RACINE — The Siena Catholic Schools of Racine group is making some final adjustments before it becomes fully implemented in July. Recently, grading and assessment have been put under the microscope.
Teachers and administrators have been participating in multiday professional development sessions in order to learn better practices and techniques to help with student growth.
The Archdiocese of Milwaukee has distributed assessment and grading “guidelines” to teachers and principals in an effort to improve student achievement.
Brenda White, president of Siena Catholic Schools, said an archdiocesan task force was created to evaluate the best grading and assessment practices for teachers, and has been involving local schools in the discussion.
According to the “Assessment and Grading” document obtained by The Journal Times, the archdiocese has a series of guiding principles, best practices and discontinued practices that it hopes will help teachers in the classroom.
“It’s a set of guiding beliefs about what the Archdiocese of Milwaukee believes is best to facilitate student learning,” White said. “They’re not a specific set of policies.”
Some of the bullet points under “best practices” are fairly benign, stating “Teachers will allow students to demonstrate their learning in a variety of ways” or “Teachers will provide opportunities for practice, retakes and revisions.”
However there are some points under “Discontinued practices” that may surprise some parents.
Those points include “Teachers will not determine grades based on the mathematical average of scores earned over time” or “Teachers will not consider behavior, effort attendance, class participation, missing work or extra credit when determining academic grades.”
Todd Willems, director of schools for Siena Catholic Schools, said this document is “not a mandate” on teachers.
“This is not something the Archdiocese has come out and said ‘Every school must do this in this exact way.’ It’s guidance for principals to help work with their teachers,” Willems said. “As we bring our schools together, we’re definitely continuing to talk about our assessment practices and understanding and learning where each of our schools are at.”
Willems said changing assessment practices is “truly a national discussion in the field of education.”
“We’re going to be spending more time in professional development next year,” Willems said. “Focusing on really understanding the data that our assessment gives us and how to use that to drive student learning. This will be a piece of our continued guide or policy set as much as it is just things we believe about grading.”
Earlier this month, White said, teachers spent two “in-service” days discussing various practices in regards to grading.
“I see our teachers across our six schools in Racine very engaged in this discussion, and very collaborative in the dialogue with each other, and I think that’s a good thing,” White said. “If you’ve been a teacher for 20 years and assessing and grading in a certain way, changing that takes work and it takes discussion and it takes learning from each other.”
This school year, White said, is an “on-boarding” year before Siena Catholic Schools goes into effect and the archdiocese is making sure the teachers and administration are ready for the new change.

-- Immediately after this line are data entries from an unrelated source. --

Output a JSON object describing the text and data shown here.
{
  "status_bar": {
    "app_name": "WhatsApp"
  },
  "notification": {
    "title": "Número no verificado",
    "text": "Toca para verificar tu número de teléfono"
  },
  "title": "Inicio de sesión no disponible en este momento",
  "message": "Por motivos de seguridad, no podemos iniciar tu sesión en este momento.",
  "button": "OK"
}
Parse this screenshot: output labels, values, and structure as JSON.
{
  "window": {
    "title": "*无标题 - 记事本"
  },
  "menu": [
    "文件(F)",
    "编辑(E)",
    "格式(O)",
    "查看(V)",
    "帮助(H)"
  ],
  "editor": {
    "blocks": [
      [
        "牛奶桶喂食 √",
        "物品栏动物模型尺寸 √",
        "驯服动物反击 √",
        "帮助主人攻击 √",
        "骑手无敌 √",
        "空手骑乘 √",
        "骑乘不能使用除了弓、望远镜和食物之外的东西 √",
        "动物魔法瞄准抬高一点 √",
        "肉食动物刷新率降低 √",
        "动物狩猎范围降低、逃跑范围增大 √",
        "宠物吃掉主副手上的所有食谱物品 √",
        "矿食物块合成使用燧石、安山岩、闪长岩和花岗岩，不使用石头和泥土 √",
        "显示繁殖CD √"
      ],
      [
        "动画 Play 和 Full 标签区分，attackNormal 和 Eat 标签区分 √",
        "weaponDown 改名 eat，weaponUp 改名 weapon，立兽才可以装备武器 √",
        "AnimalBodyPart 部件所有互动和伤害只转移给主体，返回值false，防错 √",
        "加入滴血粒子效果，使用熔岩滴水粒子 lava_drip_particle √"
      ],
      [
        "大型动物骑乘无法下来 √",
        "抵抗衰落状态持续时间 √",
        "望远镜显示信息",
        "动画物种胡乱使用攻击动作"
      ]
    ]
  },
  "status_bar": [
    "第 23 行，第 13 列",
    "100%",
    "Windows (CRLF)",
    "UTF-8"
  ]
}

“Any time you implement a change in practice, it has to be an incremental way of helping bring people along,” White said.
Both White and Willems said they are finalizing details about Siena Catholic Schools that will be shared with the public in the future.